Over the Influence and Perrotin are honored to present “ERRÓ”, a survey of paintings and collages made between 1960 and 2018 by the seminal European artist.
Erró (born Gudmunder Gudmundsson) is known for his densely composed alkyd paintings that synthesize heterogeneous graphic imagery, appropriated from sources ranging from comic strip characters to political cartoons, from Socialist Realist propaganda to commercial sign painting. While Erró’s oeuvre is grounded in his experiments with collage, at an early stage in his career he began transforming his paper collages into skillfully rendered paintings.
Born in Iceland in 1932, Erró moved to Paris in 1958, where he associated with Surrealists including Roberto Matta (with whom he often collaborated) and Victor Brauner. He did not identify as a Surrealist, however, instead developing a practice of collagist appropriation that represented and critiqued Capitalist consumer culture.
He was especially drawn to American Pop art, which he encountered firsthand at Galerie Ileana Sonnabend where the work of John Chamberlain, James Rosenquist, Claes Oldenburg and Andy Warhol was introduced to European audiences. After a trip to New York in 1963, Erró’s work was galvanized by a sharpened focus on the images and signs of American consumerism; he later described the experience as “a kick in the ass”. From supermarkets, bookstores, fast food outlets and magazine stands, he compiled a vast trove of printed material that would shape his art in the ensuing
In the same period, Erró often quoted from other canonical artists, most notably Pablo Picasso but also Van Gogh, Frida Kahlo, Fernand Léger and Jean Auguste Dominique Ingres (as in the collage On Venus La Concubine de Lénine, 1973, included in this exhibition). By conflating Picasso’s Cubist portraits – as, for example, in Grille Fléchée, 2013 – with animal cartoon characters, he both subverts the status of the great master painter and elevates the commercial cartoonist.

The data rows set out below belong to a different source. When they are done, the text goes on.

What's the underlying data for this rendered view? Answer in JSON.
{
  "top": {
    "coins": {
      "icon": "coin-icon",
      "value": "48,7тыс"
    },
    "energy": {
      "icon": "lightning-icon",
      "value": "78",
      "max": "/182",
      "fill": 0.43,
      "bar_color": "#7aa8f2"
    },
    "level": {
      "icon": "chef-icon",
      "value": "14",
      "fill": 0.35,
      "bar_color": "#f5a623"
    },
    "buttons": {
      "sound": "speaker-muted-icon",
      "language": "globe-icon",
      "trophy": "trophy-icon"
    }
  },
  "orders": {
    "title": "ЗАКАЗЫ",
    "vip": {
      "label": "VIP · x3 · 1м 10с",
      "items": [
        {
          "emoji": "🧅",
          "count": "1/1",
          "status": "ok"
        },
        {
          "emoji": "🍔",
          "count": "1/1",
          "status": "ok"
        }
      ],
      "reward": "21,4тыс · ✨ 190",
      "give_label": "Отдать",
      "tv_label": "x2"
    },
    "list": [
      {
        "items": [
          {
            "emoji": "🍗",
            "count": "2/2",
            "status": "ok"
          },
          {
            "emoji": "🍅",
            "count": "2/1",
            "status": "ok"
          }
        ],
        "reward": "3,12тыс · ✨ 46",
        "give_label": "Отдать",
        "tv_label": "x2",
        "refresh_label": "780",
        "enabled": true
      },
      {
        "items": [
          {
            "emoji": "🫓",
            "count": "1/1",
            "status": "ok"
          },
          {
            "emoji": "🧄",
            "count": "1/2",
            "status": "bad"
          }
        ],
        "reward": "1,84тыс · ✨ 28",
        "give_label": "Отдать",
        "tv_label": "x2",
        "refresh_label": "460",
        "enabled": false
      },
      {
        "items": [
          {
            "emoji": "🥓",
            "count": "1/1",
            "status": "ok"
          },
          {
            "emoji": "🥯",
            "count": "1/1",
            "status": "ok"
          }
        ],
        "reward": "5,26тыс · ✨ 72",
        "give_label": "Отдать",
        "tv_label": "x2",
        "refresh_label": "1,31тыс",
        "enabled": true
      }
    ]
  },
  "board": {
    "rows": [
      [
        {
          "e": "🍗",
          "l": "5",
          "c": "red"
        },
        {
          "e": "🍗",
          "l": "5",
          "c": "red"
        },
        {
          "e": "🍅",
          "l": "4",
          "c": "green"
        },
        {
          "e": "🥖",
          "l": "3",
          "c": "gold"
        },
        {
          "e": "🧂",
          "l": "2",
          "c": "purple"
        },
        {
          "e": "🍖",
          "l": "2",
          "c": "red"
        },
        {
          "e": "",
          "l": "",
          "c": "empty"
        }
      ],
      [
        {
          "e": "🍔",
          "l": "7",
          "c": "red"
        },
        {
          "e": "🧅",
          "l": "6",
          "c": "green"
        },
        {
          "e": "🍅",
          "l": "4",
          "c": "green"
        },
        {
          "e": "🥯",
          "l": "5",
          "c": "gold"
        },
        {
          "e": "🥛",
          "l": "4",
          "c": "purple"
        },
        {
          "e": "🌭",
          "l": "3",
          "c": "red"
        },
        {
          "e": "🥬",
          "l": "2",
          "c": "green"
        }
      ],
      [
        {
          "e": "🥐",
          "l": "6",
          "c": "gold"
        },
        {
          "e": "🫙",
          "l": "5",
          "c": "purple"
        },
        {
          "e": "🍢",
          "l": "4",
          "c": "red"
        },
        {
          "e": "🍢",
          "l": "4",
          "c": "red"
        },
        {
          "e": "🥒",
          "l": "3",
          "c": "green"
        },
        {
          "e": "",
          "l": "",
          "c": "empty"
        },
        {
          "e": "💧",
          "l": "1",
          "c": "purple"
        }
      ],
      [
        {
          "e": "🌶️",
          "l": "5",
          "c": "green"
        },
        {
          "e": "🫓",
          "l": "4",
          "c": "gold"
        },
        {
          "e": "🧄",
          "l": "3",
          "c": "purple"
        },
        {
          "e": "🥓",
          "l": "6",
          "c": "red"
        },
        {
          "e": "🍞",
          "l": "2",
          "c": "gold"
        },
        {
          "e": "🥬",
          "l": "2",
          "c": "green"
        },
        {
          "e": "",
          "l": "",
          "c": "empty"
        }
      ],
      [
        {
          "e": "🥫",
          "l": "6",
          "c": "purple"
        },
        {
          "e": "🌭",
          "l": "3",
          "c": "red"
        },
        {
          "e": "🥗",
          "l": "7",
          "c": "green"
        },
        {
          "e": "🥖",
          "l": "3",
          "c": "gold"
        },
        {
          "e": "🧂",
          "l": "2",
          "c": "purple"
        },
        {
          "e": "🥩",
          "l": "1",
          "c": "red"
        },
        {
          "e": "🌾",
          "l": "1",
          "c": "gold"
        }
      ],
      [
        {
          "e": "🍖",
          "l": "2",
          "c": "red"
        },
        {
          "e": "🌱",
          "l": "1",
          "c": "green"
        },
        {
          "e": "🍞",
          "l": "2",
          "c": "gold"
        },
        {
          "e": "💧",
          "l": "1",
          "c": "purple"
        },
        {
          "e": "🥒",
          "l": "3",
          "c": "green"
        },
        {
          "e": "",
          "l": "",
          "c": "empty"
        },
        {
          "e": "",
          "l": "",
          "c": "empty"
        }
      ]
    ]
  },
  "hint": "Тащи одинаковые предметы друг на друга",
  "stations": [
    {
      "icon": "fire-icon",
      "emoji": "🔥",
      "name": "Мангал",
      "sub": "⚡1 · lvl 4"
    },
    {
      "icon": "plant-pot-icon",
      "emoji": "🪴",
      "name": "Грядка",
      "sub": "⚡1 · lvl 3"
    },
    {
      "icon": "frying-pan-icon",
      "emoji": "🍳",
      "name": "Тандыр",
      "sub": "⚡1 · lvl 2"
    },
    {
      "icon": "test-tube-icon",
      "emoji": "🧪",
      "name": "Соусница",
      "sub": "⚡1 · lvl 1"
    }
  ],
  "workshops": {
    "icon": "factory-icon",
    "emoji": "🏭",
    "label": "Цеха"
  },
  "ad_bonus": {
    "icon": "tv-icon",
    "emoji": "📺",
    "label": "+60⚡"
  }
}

In Paris in the 1960s, he became associated with the Narrative Figuration group that included Bernard Rancillac and Hervé Telemaque, and more broadly with European iterations of Pop. Erró has always resisted and transcended labels and movements, consistently pursuing his own thematic and conceptual agendas and developing his distinctive aesthetic.
While Erró’s socially critical position is always evident in his intense and often disturbing compositions, he never espouses didactic politics or narrative messaging in his work. Instead, his approach harks back to his roots in Surrealism and Dada, in which combinations of source images come together intuitively, often with unexpected resonances. Erró has said: Generally speaking, before setting my images down on the canvas, I build the box
that is going to contain them while leaving them enough freedom so that they might act and operate upon one another. […] I must, at every moment, be imagining a structure with the dynamic of a city in cross-section and with the complexity of a labyrinth.